Christine M. Peterson

Neutral Assumptions
72 collaged components of white paint chips on white board with white vinyl lettering

I declare war on assumption. Assumptions cause humans to miss the finer points of existence, the unique qualities of living and inanimate things, the heart of the people around them. We see a shape and assume a function; we skim a text and assume a meaning; we glance and experience our surroundings in cursory ways, allowing our past to inform what exists instead of being observant of the existence of the unexpected or unknown. By practicing thorough observation and withholding preconceived notions, we see and understand more.

This piece approaches assumption vs. observation from my experiences in interior decorating. Working as a decorator for a paint company, I hear people every day use descriptive words they believe are universal and objective, but which are actually personal and subjective.
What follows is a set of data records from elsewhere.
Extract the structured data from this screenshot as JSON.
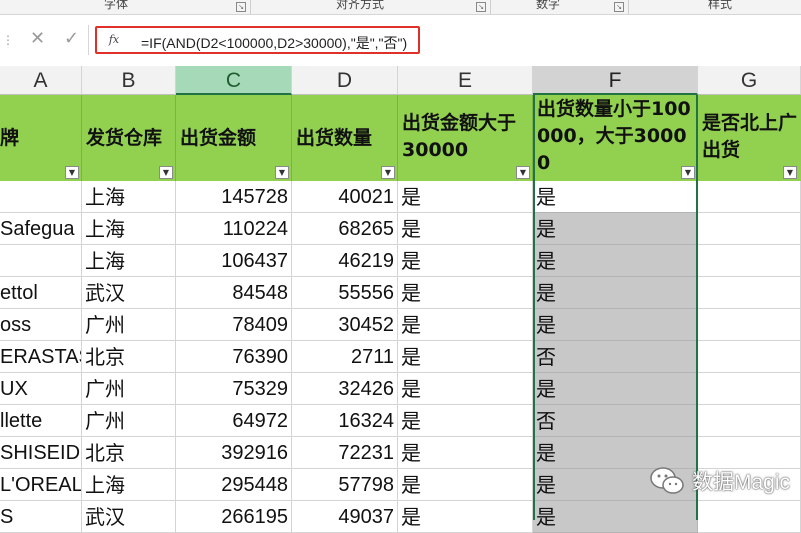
{
  "ribbon": {
    "groups": [
      "字体",
      "对齐方式",
      "数字",
      "样式"
    ]
  },
  "formula_bar": {
    "cancel_icon": "close-icon",
    "confirm_icon": "check-icon",
    "fx_label": "fx",
    "formula": "=IF(AND(D2<100000,D2>30000),\"是\",\"否\")"
  },
  "columns": [
    "A",
    "B",
    "C",
    "D",
    "E",
    "F",
    "G"
  ],
  "header_row": {
    "a": "牌",
    "b": "发货仓库",
    "c": "出货金额",
    "d": "出货数量",
    "e": "出货金额大于30000",
    "f": "出货数量小于100000，大于30000",
    "g": "是否北上广出货"
  },
  "rows": [
    {
      "a": "",
      "b": "上海",
      "c": "145728",
      "d": "40021",
      "e": "是",
      "f": "是"
    },
    {
      "a": "Safegua",
      "b": "上海",
      "c": "110224",
      "d": "68265",
      "e": "是",
      "f": "是"
    },
    {
      "a": "",
      "b": "上海",
      "c": "106437",
      "d": "46219",
      "e": "是",
      "f": "是"
    },
    {
      "a": "ettol",
      "b": "武汉",
      "c": "84548",
      "d": "55556",
      "e": "是",
      "f": "是"
    },
    {
      "a": "oss",
      "b": "广州",
      "c": "78409",
      "d": "30452",
      "e": "是",
      "f": "是"
    },
    {
      "a": "ERASTAS",
      "b": "北京",
      "c": "76390",
      "d": "2711",
      "e": "是",
      "f": "否"
    },
    {
      "a": "UX",
      "b": "广州",
      "c": "75329",
      "d": "32426",
      "e": "是",
      "f": "是"
    },
    {
      "a": "llette",
      "b": "广州",
      "c": "64972",
      "d": "16324",
      "e": "是",
      "f": "否"
    },
    {
      "a": "SHISEID",
      "b": "北京",
      "c": "392916",
      "d": "72231",
      "e": "是",
      "f": "是"
    },
    {
      "a": "L'OREAL",
      "b": "上海",
      "c": "295448",
      "d": "57798",
      "e": "是",
      "f": "是"
    },
    {
      "a": "S",
      "b": "武汉",
      "c": "266195",
      "d": "49037",
      "e": "是",
      "f": "是"
    }
  ],
  "watermark": "数据Magic",
  "colors": {
    "header_fill": "#92d050",
    "selection": "#217346",
    "formula_highlight": "#e0302a"
  }
}
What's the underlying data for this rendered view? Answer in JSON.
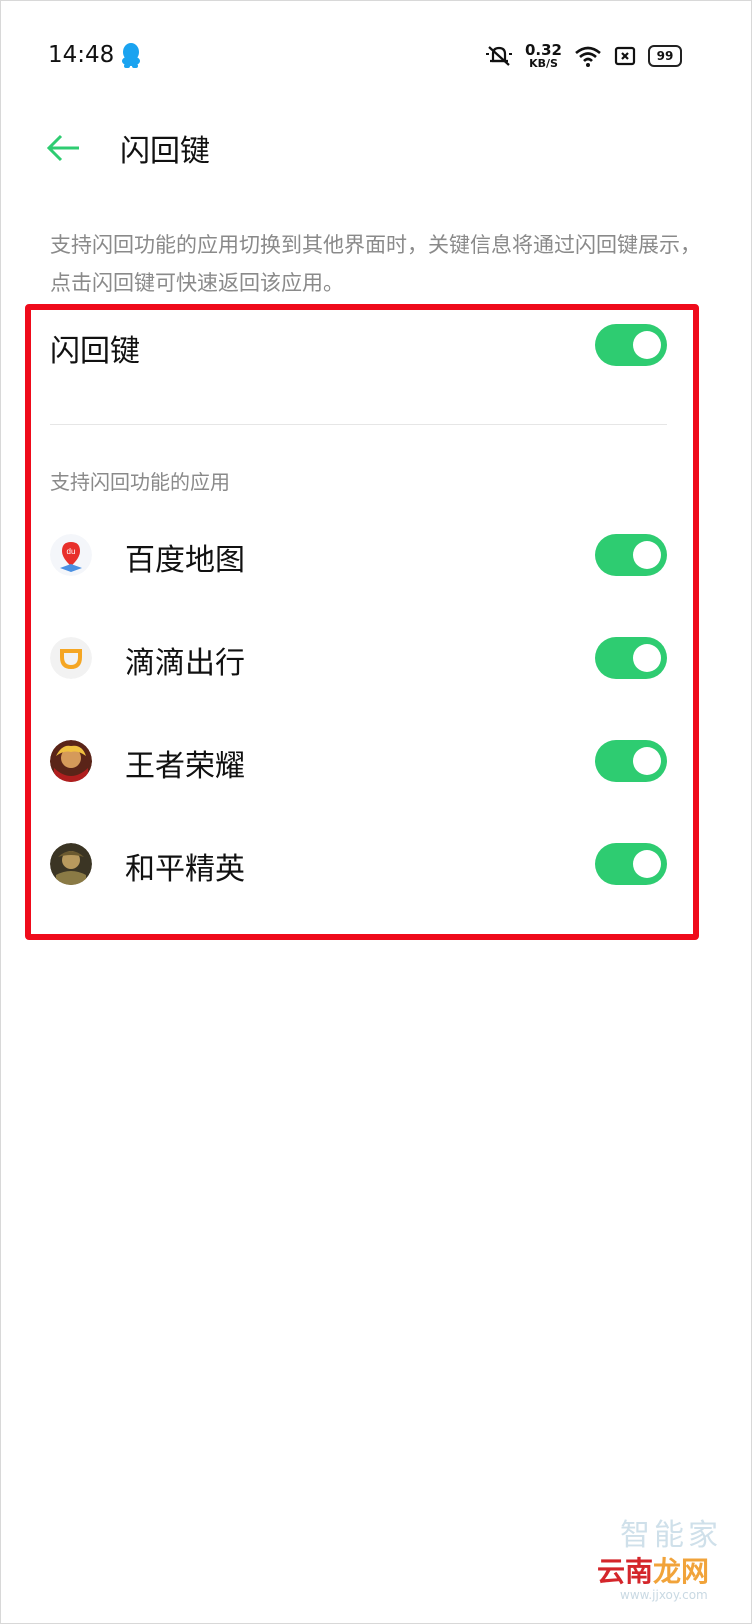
{
  "status_bar": {
    "time": "14:48",
    "net_speed_value": "0.32",
    "net_speed_unit": "KB/S",
    "battery": "99"
  },
  "header": {
    "title": "闪回键",
    "back_icon": "arrow-left-icon"
  },
  "description": "支持闪回功能的应用切换到其他界面时，关键信息将通过闪回键展示，点击闪回键可快速返回该应用。",
  "main_toggle": {
    "label": "闪回键",
    "enabled": true
  },
  "section_label": "支持闪回功能的应用",
  "apps": [
    {
      "name": "百度地图",
      "icon": "baidu-map-icon",
      "enabled": true
    },
    {
      "name": "滴滴出行",
      "icon": "didi-icon",
      "enabled": true
    },
    {
      "name": "王者荣耀",
      "icon": "honor-of-kings-icon",
      "enabled": true
    },
    {
      "name": "和平精英",
      "icon": "peacekeeper-elite-icon",
      "enabled": true
    }
  ],
  "colors": {
    "accent": "#2ecc71",
    "highlight": "#ef0b1b",
    "secondary_text": "#8a8a8a"
  },
  "watermark": {
    "line1": "智能家",
    "line2a": "云南",
    "line2b": "龙网",
    "line3": "www.jjxoy.com"
  }
}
Asking for "white" "off-white" "beige" and "taupe" as though they are standards that 6 billion people should each recognize, these people haven't considered the reality of color. Color in itself doesn't always exist. As a reaction to light, any color will look different under different lighting conditions, or when surrounded by the reflected light of other objects. It is deceptive, and something about which one must not assume much. By presenting in this piece the vast range of colors that are called "white," I question the universality of the terminology and therefore the merit of assumptions based on that terminology. I also call attention to the enjoyable subtleties that exist in something as simple as a single color.